◆ Excerpted data:
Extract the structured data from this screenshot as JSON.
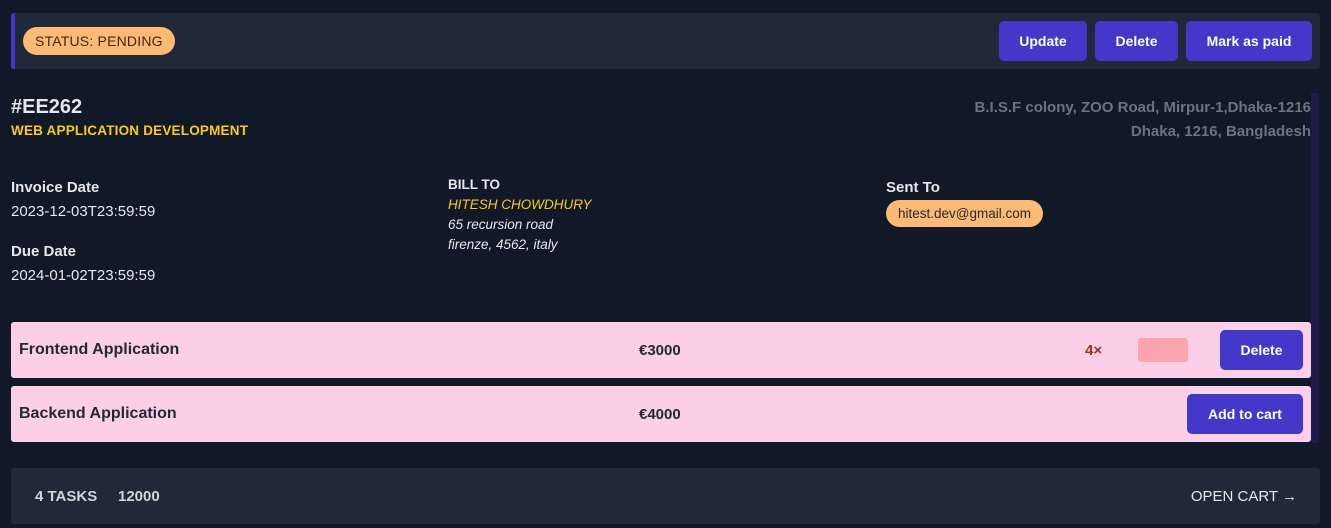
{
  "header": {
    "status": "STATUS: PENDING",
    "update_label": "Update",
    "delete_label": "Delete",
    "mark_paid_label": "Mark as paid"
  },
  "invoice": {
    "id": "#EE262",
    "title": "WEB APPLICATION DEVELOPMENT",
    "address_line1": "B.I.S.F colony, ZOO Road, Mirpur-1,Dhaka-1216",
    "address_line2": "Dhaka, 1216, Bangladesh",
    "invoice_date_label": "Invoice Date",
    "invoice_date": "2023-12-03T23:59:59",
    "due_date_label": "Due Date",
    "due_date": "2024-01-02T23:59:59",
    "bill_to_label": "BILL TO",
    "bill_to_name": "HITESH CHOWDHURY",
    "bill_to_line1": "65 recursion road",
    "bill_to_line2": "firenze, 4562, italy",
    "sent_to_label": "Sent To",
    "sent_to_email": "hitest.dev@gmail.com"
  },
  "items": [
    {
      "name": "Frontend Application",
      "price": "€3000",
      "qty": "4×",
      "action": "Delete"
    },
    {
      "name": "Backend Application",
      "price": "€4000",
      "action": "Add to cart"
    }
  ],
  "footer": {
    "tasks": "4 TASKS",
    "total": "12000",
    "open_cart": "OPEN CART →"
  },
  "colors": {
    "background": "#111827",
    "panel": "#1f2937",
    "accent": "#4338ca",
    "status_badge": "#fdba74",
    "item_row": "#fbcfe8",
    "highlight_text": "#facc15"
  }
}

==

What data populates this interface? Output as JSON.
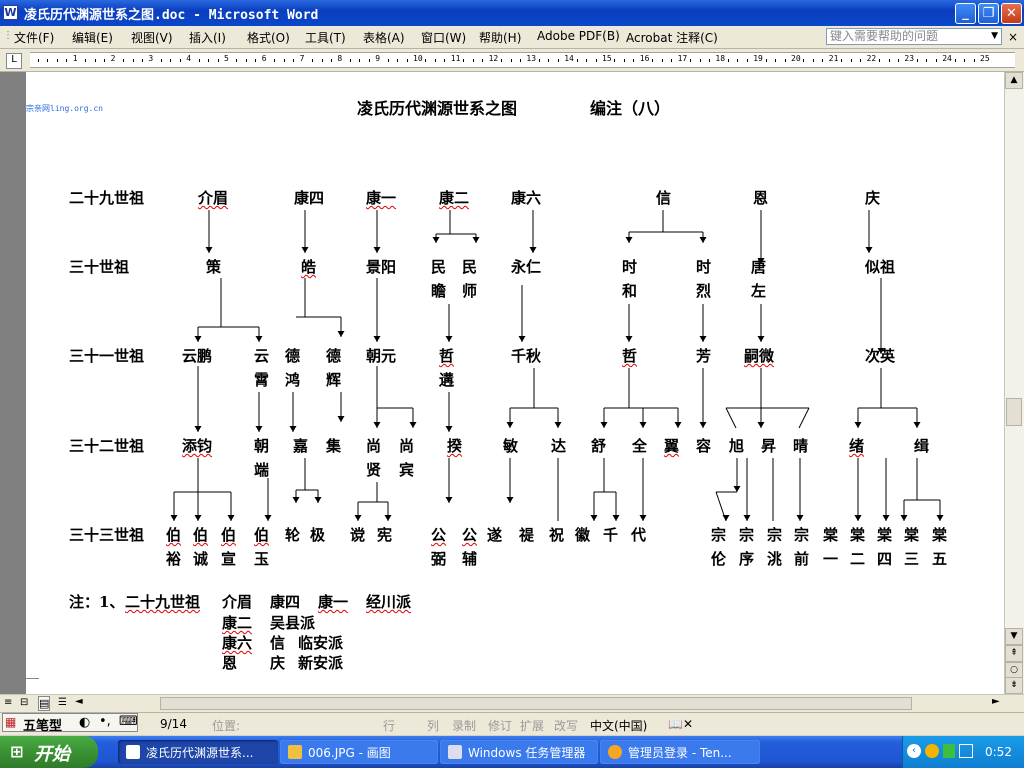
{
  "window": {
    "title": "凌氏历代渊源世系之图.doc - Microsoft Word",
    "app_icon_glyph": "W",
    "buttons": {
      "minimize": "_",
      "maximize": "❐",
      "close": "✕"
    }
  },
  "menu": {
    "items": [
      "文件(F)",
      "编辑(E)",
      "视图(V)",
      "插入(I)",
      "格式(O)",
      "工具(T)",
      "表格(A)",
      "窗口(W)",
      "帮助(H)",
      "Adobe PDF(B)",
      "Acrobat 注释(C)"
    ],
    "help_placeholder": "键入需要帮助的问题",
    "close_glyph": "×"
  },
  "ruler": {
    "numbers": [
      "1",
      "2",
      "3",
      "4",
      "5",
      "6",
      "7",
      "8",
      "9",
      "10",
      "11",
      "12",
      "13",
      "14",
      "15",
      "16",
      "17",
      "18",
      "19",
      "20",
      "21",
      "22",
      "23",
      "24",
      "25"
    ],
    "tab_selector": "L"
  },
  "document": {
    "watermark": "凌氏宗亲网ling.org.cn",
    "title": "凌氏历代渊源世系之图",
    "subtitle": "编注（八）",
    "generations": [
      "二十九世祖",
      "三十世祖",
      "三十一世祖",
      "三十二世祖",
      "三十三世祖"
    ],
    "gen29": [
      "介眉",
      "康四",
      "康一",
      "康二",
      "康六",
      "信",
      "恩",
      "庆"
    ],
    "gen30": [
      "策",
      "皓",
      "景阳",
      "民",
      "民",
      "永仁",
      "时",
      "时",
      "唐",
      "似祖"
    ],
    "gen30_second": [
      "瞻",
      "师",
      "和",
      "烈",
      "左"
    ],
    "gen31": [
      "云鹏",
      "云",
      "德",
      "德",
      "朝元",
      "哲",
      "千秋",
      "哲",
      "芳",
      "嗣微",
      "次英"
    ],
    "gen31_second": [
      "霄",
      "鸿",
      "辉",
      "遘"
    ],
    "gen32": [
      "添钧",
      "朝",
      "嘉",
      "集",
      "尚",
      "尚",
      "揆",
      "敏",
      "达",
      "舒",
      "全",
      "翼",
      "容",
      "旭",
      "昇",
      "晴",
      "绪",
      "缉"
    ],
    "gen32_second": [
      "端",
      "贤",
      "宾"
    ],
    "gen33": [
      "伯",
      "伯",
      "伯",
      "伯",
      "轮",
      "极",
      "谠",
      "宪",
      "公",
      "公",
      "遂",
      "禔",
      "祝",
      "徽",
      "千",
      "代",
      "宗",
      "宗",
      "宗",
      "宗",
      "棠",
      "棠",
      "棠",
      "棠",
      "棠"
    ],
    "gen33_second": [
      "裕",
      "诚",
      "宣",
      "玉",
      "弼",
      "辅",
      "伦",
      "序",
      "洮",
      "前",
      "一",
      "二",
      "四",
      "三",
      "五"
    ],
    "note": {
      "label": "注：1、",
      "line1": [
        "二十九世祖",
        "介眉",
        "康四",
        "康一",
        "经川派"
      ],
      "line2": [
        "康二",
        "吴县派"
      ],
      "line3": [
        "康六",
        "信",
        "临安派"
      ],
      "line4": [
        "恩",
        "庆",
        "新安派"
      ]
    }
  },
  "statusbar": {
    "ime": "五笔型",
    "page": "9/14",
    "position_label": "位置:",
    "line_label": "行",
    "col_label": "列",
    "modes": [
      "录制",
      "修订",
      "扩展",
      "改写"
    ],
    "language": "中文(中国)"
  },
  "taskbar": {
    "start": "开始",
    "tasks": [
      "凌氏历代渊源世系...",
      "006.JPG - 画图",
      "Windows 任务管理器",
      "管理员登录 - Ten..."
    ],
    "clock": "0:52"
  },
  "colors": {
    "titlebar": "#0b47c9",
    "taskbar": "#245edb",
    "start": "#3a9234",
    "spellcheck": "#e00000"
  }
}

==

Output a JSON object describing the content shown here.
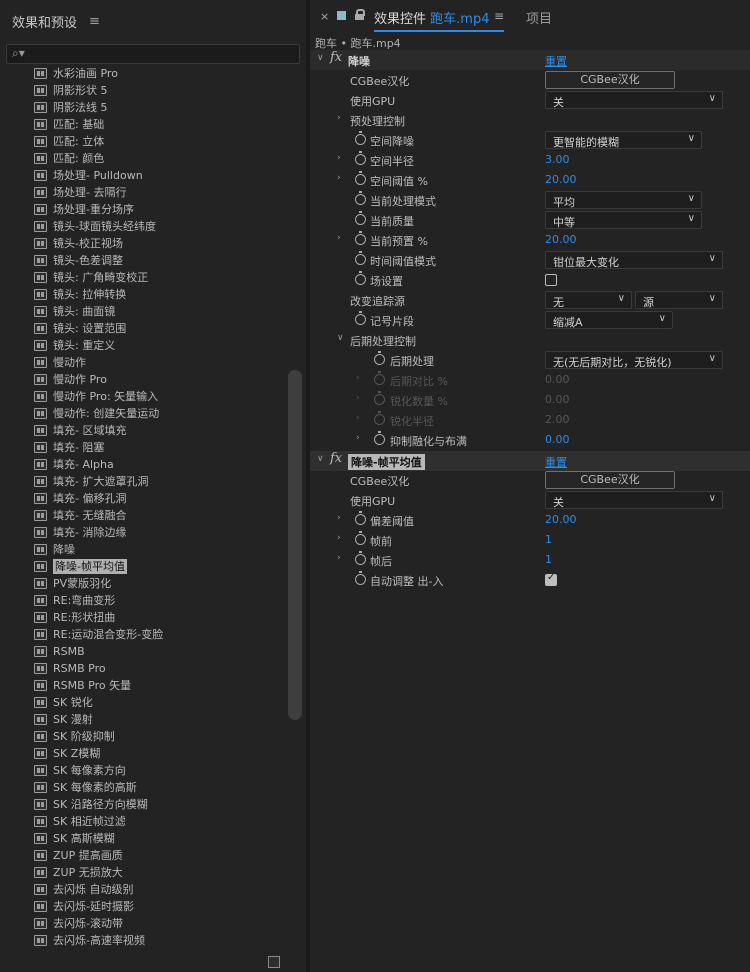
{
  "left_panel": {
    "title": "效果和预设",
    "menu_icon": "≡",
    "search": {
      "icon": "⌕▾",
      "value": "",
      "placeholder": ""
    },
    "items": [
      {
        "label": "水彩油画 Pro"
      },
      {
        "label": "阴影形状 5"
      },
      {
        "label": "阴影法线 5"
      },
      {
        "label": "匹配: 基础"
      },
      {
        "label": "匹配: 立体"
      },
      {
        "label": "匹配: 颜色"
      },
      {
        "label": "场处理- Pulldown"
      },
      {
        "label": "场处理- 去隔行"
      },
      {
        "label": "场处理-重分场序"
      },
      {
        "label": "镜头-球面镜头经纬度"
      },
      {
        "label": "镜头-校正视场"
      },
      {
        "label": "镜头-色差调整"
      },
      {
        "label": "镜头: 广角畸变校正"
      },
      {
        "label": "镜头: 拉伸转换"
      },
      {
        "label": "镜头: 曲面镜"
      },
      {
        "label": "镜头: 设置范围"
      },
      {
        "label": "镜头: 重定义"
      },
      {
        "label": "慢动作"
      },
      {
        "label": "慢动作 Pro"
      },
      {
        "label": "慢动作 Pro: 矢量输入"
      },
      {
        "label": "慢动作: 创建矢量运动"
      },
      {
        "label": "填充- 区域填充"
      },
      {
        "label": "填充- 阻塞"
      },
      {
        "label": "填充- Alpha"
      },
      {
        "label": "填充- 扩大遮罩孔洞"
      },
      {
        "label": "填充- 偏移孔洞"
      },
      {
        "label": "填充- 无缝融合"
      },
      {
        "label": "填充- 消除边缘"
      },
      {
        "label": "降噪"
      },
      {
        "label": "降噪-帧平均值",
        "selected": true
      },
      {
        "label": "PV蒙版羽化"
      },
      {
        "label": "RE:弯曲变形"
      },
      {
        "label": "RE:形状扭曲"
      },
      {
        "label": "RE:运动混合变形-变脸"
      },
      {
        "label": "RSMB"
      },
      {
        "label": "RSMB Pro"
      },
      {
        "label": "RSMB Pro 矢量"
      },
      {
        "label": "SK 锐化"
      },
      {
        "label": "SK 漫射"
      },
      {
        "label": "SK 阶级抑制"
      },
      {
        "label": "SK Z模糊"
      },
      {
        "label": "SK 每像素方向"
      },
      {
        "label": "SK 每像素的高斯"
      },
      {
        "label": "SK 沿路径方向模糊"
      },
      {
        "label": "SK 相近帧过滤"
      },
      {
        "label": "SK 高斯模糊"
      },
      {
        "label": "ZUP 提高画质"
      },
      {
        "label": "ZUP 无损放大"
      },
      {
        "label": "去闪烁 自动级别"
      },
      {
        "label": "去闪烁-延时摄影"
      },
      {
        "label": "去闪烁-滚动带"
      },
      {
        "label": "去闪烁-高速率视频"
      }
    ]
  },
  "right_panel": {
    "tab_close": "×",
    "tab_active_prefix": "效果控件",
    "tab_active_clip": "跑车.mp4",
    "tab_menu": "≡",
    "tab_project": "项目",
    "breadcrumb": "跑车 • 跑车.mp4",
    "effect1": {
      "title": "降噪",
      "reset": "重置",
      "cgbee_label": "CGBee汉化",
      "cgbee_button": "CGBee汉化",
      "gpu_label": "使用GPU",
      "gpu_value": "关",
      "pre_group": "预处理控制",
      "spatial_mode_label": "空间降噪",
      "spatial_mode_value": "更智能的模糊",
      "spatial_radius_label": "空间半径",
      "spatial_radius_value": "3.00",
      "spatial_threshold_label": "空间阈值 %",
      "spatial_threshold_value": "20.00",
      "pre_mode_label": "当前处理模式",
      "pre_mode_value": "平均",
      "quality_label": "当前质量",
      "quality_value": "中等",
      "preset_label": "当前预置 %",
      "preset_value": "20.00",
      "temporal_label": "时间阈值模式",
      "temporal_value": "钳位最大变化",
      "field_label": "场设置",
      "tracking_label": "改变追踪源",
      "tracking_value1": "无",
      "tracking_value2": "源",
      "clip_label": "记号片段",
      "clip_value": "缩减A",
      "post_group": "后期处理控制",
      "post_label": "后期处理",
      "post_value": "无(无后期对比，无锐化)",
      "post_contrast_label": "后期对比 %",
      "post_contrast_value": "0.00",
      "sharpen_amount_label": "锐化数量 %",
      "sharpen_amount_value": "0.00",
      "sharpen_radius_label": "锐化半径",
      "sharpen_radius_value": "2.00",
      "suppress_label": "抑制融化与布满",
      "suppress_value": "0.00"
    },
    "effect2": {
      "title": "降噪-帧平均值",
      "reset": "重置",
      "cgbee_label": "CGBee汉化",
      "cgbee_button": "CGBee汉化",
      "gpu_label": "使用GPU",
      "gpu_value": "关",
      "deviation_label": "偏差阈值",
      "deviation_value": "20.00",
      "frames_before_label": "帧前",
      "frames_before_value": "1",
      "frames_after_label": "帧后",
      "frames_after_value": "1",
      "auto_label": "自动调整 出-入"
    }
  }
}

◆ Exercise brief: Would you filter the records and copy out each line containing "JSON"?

◆ Answer area:
Extract the structured data from this screenshot as JSON.
What data populates this interface? Output as JSON.
Output a JSON object describing the content shown here.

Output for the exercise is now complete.